## Exercise description
Go through the data below. Pull out every line that has the word "Beta".

### Records supplied

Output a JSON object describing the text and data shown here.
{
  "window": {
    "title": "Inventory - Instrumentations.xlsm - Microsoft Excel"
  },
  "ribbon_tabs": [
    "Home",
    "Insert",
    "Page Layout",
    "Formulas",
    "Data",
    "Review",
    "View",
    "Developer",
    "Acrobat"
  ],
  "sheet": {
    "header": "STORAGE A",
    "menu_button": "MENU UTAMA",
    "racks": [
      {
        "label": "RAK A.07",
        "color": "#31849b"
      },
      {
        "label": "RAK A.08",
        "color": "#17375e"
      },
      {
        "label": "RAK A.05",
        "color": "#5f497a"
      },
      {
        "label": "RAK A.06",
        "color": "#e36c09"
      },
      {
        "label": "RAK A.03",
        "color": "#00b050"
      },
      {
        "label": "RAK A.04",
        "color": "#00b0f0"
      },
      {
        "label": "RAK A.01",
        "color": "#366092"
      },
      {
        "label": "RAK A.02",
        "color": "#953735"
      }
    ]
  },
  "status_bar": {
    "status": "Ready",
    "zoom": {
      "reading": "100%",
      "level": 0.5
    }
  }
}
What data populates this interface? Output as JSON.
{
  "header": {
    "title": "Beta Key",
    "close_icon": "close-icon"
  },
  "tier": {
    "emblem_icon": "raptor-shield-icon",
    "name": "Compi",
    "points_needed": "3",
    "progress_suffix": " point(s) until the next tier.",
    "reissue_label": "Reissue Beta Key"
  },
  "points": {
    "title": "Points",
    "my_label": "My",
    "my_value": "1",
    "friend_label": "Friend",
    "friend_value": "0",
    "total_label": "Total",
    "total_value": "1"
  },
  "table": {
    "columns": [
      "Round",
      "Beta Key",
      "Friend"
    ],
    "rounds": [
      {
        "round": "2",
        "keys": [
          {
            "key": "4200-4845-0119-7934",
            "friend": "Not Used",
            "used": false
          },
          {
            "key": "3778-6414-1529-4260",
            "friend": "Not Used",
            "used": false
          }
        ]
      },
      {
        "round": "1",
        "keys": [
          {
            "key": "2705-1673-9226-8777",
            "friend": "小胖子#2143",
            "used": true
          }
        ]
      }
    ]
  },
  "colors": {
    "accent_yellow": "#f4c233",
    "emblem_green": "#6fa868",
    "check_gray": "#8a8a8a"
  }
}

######

## Written answer
    "title": "Beta Key",
    "reissue_label": "Reissue Beta Key"
      "Beta Key",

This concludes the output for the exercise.